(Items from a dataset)
------------------------------------

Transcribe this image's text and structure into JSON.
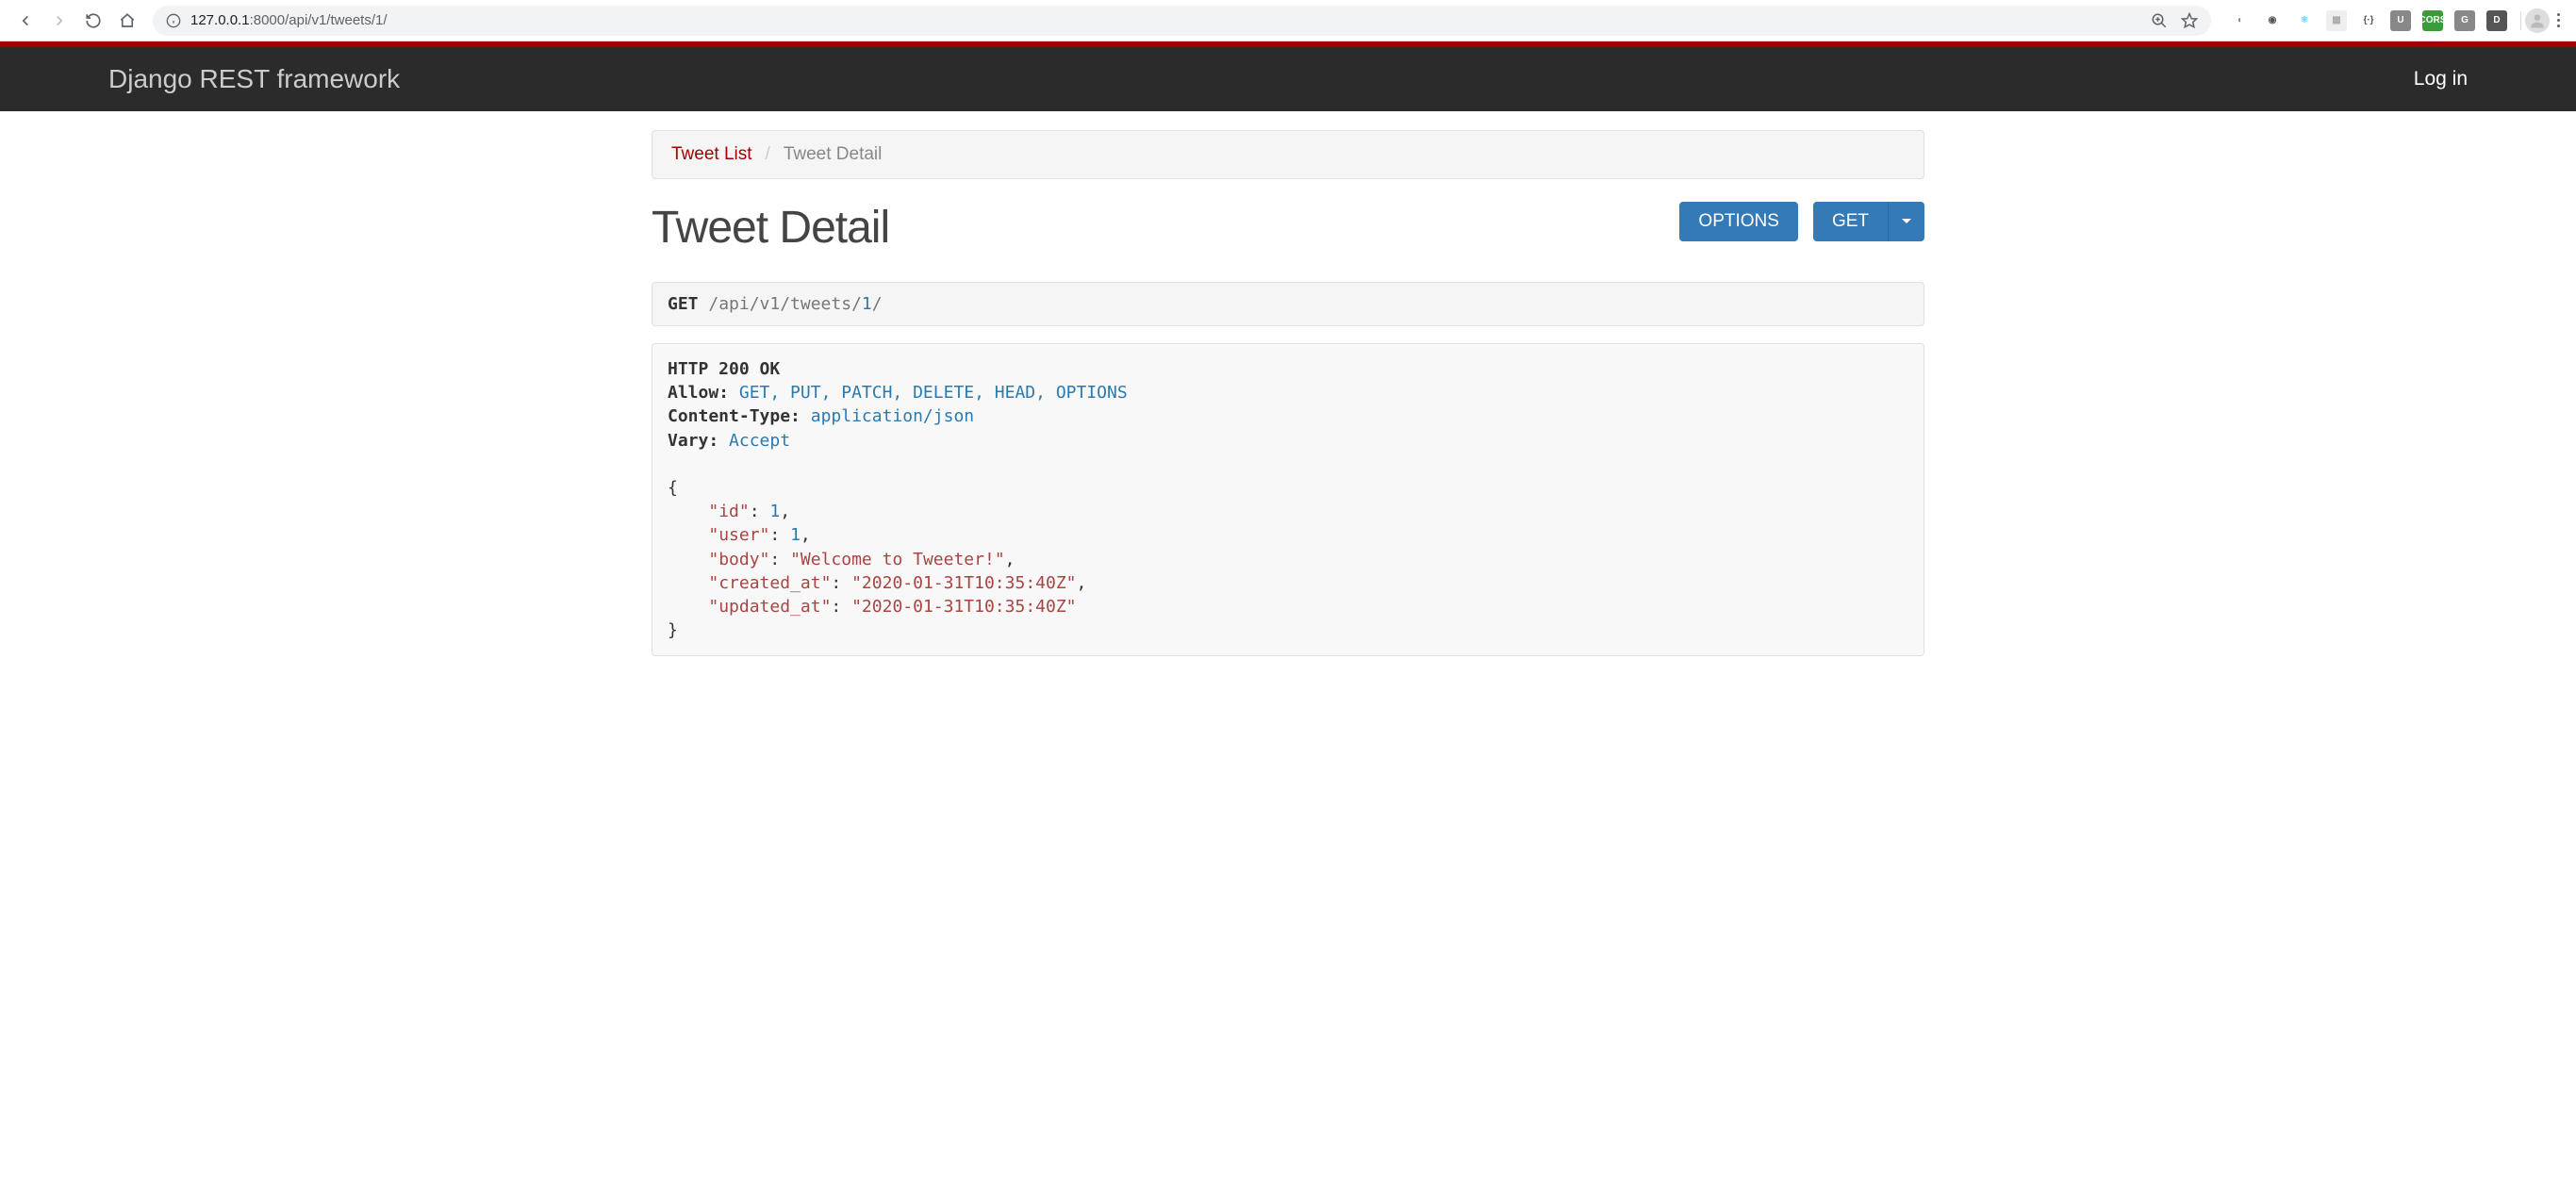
{
  "browser": {
    "url_display": "127.0.0.1:8000/api/v1/tweets/1/",
    "url_host": "127.0.0.1",
    "url_port": ":8000",
    "url_path": "/api/v1/tweets/1/"
  },
  "navbar": {
    "brand": "Django REST framework",
    "login": "Log in"
  },
  "breadcrumb": {
    "parent": "Tweet List",
    "sep": "/",
    "current": "Tweet Detail"
  },
  "page": {
    "title": "Tweet Detail",
    "options_btn": "OPTIONS",
    "get_btn": "GET"
  },
  "request": {
    "method": "GET",
    "path_prefix": " /api/v1/tweets/",
    "path_id": "1",
    "path_suffix": "/"
  },
  "response": {
    "status_line": "HTTP 200 OK",
    "headers": [
      {
        "name": "Allow:",
        "value": " GET, PUT, PATCH, DELETE, HEAD, OPTIONS"
      },
      {
        "name": "Content-Type:",
        "value": " application/json"
      },
      {
        "name": "Vary:",
        "value": " Accept"
      }
    ],
    "body": {
      "id": 1,
      "user": 1,
      "body": "Welcome to Tweeter!",
      "created_at": "2020-01-31T10:35:40Z",
      "updated_at": "2020-01-31T10:35:40Z"
    }
  },
  "ext_icons": [
    {
      "name": "opera-icon",
      "bg": "#fff",
      "fg": "#888",
      "txt": "◐"
    },
    {
      "name": "circle-icon",
      "bg": "#fff",
      "fg": "#555",
      "txt": "◉"
    },
    {
      "name": "react-icon",
      "bg": "#fff",
      "fg": "#61dafb",
      "txt": "⚛"
    },
    {
      "name": "grid-icon",
      "bg": "#eee",
      "fg": "#aaa",
      "txt": "▦"
    },
    {
      "name": "brackets-icon",
      "bg": "#fff",
      "fg": "#555",
      "txt": "{·}"
    },
    {
      "name": "u-icon",
      "bg": "#888",
      "fg": "#fff",
      "txt": "U"
    },
    {
      "name": "cors-icon",
      "bg": "#3a9b3a",
      "fg": "#fff",
      "txt": "CORS"
    },
    {
      "name": "g-icon",
      "bg": "#888",
      "fg": "#fff",
      "txt": "G"
    },
    {
      "name": "d-icon",
      "bg": "#555",
      "fg": "#fff",
      "txt": "D"
    }
  ]
}
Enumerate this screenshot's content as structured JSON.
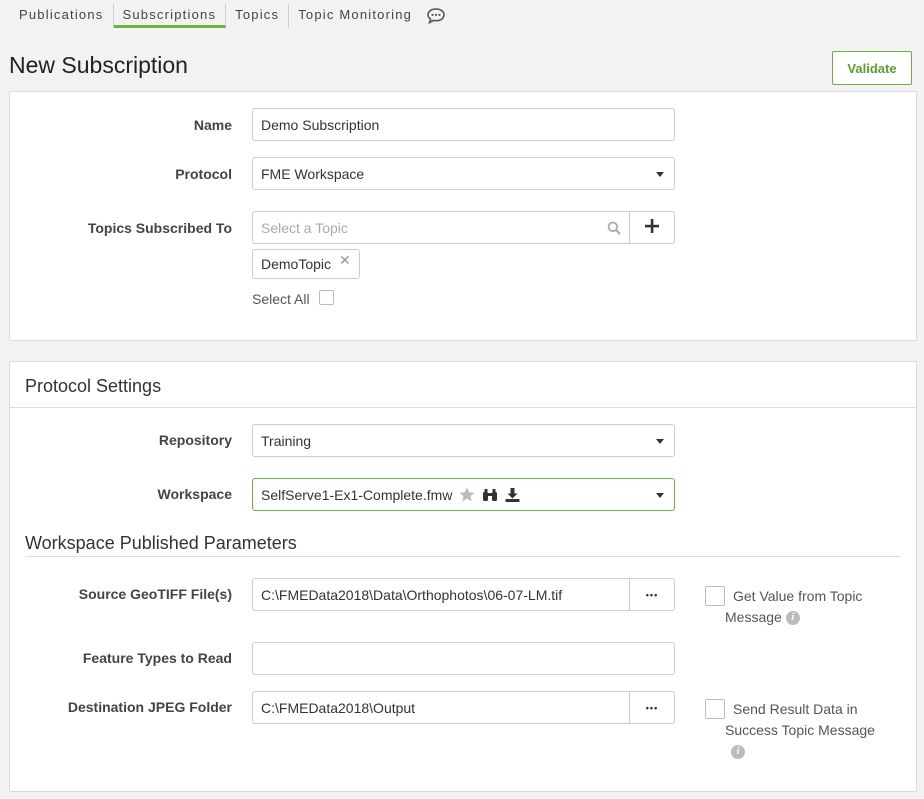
{
  "nav": {
    "tabs": [
      "Publications",
      "Subscriptions",
      "Topics",
      "Topic Monitoring"
    ],
    "active": "Subscriptions",
    "chat_icon": "chat-bubble-icon"
  },
  "page": {
    "title": "New Subscription",
    "validate_label": "Validate"
  },
  "colors": {
    "accent": "#6cb33f",
    "validate_text": "#5aa02c"
  },
  "general": {
    "name_label": "Name",
    "name_value": "Demo Subscription",
    "protocol_label": "Protocol",
    "protocol_value": "FME Workspace",
    "topics_label": "Topics Subscribed To",
    "topics_placeholder": "Select a Topic",
    "topics_selected": [
      "DemoTopic"
    ],
    "select_all_label": "Select All"
  },
  "protocol_settings": {
    "title": "Protocol Settings",
    "repository_label": "Repository",
    "repository_value": "Training",
    "workspace_label": "Workspace",
    "workspace_value": "SelfServe1-Ex1-Complete.fmw",
    "workspace_icons": [
      "star-icon",
      "binoculars-icon",
      "download-icon"
    ]
  },
  "published_params": {
    "title": "Workspace Published Parameters",
    "source_label": "Source GeoTIFF File(s)",
    "source_value": "C:\\FMEData2018\\Data\\Orthophotos\\06-07-LM.tif",
    "source_browse": "•••",
    "get_value_label_line1": "Get Value from Topic",
    "get_value_label_line2": "Message",
    "feature_types_label": "Feature Types to Read",
    "feature_types_value": "",
    "dest_label": "Destination JPEG Folder",
    "dest_value": "C:\\FMEData2018\\Output",
    "dest_browse": "•••",
    "send_result_line1": "Send Result Data in",
    "send_result_line2": "Success Topic Message"
  }
}
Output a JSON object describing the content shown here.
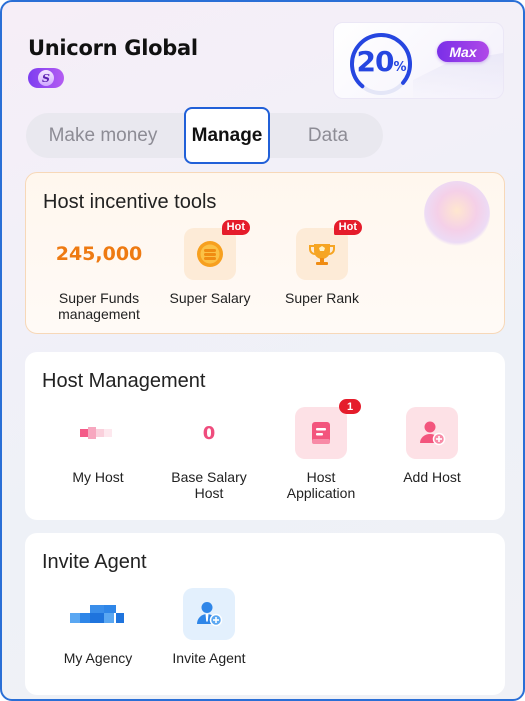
{
  "header": {
    "org_name": "Unicorn Global",
    "badge_letter": "S",
    "level_percent": "20",
    "level_percent_unit": "%",
    "level_ring_fraction": 0.75,
    "max_label": "Max"
  },
  "tabs": [
    {
      "label": "Make money",
      "active": false
    },
    {
      "label": "Manage",
      "active": true
    },
    {
      "label": "Data",
      "active": false
    }
  ],
  "incentive": {
    "title": "Host incentive tools",
    "items": [
      {
        "label": "Super Funds\nmanagement",
        "value": "245,000",
        "icon": "value-display"
      },
      {
        "label": "Super Salary",
        "badge": "Hot",
        "icon": "coin-stack-icon"
      },
      {
        "label": "Super Rank",
        "badge": "Hot",
        "icon": "trophy-icon"
      }
    ]
  },
  "management": {
    "title": "Host Management",
    "items": [
      {
        "label": "My Host",
        "icon": "blurred-avatar-icon"
      },
      {
        "label": "Base Salary\nHost",
        "value": "0"
      },
      {
        "label": "Host\nApplication",
        "badge": "1",
        "icon": "application-form-icon"
      },
      {
        "label": "Add Host",
        "icon": "add-person-icon"
      }
    ]
  },
  "invite": {
    "title": "Invite Agent",
    "items": [
      {
        "label": "My Agency",
        "icon": "agency-blocks-icon"
      },
      {
        "label": "Invite Agent",
        "icon": "agent-add-icon"
      }
    ]
  },
  "colors": {
    "accent_blue": "#2646e0",
    "hot_red": "#e51c2b",
    "orange_value": "#ee7a12",
    "pink_value": "#ef4c7d",
    "max_purple": "#7a2fe8"
  }
}
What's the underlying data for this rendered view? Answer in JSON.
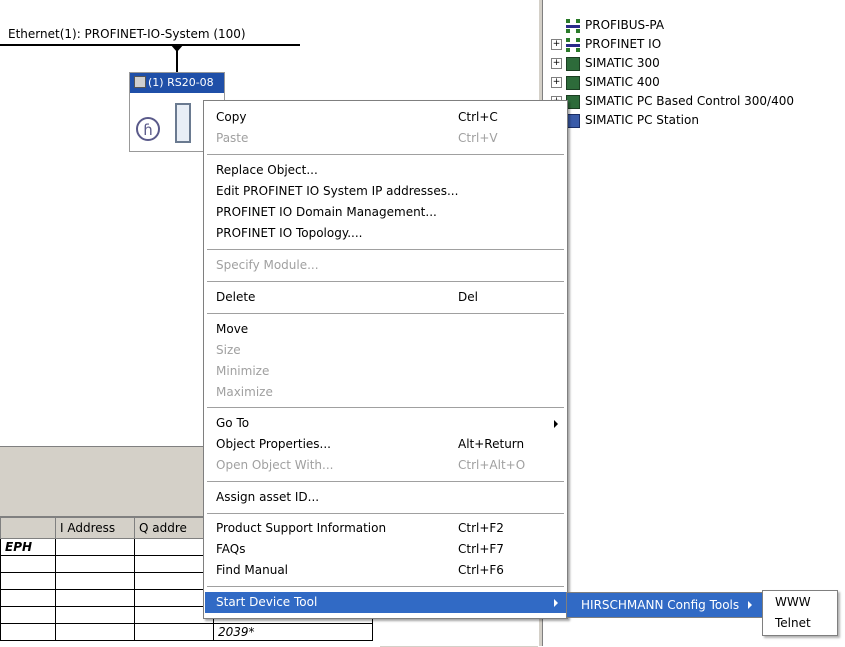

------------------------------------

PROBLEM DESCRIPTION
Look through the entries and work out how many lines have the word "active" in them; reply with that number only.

ANSWER SPACE
4